“We are excited to welcome Marten on board”, said PanTerra’s MD Greg van de Bilt. “We are confident that Marten’s wealth of knowledge, dedication, and support will be a valuable asset not only to our company, but also to our clients”.
To learn more about Marten, please read on the following full Q&A:
After working with Shell for 16 years, I decided to move on, mainly because the focus in R&D is shifting and activities in (experimental) EOR are being reduced. PanTerra has already built considerable expertise in the area of EOR and plans to further expand. For me, this is an interesting and challenging opportunity that will allow me to utilise my skills and experience. Furthermore, PanTerra is a diverse company, providing support and developing expertise in many other (chemistry) related areas, such as PVT and acid stimulation, which are of interest to me.
I am a chemist by education. The past 25 years, I have worked in the oil & gas industry in several positions, always at the interface between chemistry and reservoir: geochemistry, chemical stimulation, production chemistry, etc. (Surprisingly many problems in the oil field are chemistry related.) In 2008, I joined the chemical EOR team in Shell, working on R&D and field design projects such as ASP and Polymer laboratory design, modeling, pilot tests, etc. I also spent quite some time on fundamental surfactant R&D, developing molecular modeling tools to better understand the properties of the surfactant-oil-brine interface. The knowledge gained is very helpful in developing optimum solutions for chemical EOR problems.
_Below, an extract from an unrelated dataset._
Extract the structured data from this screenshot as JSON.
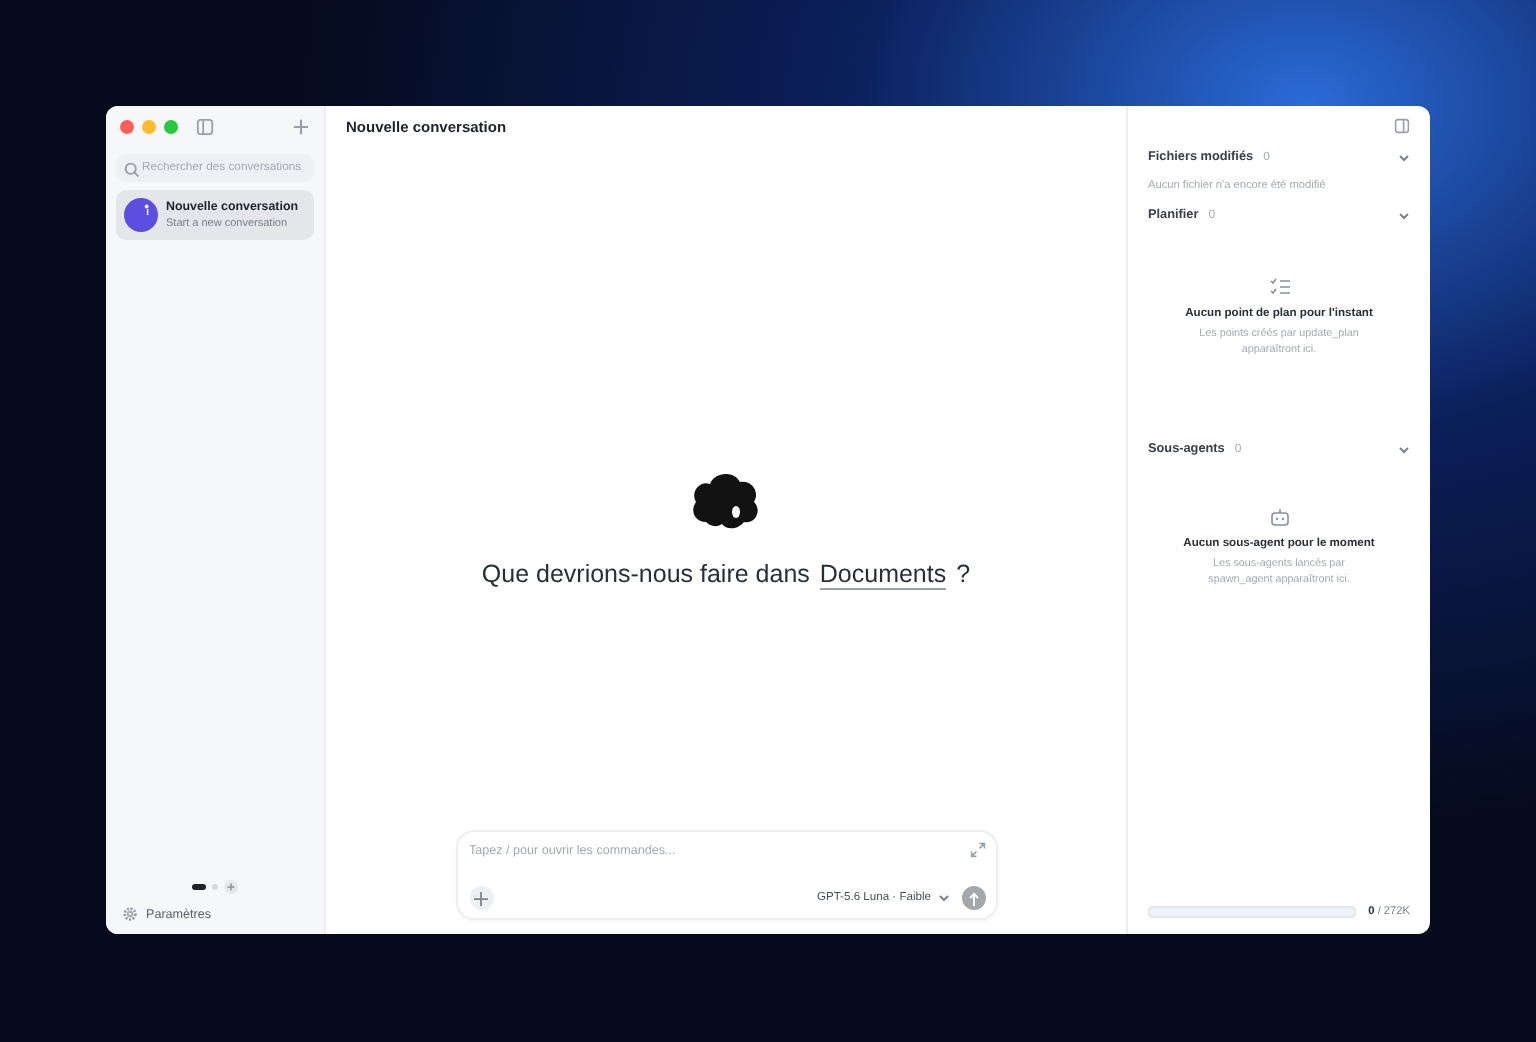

The oil & gas industry is quite conservative, and one of the greater challenges is getting the “field” to accept and implement the -often innovative- solutions developed in the laboratory. Good communication with the customer is essential, to understand the customer’s needs, and to explain the details and benefits of the developed solution.
Industry forecasts indicate that the oil and gas market will remain important, at least until 2050. We are almost out of “easy” oil, and more technology – such as EOR techniques – will be required to extract hydrocarbons from more difficult reservoirs. I believe that (chemical) EOR has a bright future. Two important hurdles are climate change and the relatively low oil price. The focus should therefore be on developing solutions with low CO2 footprint and low cost: using relatively cheap chemicals in low concentrations.
Provider of high quality laboratory services and of (innovative) solutions that really address the customer’s needs.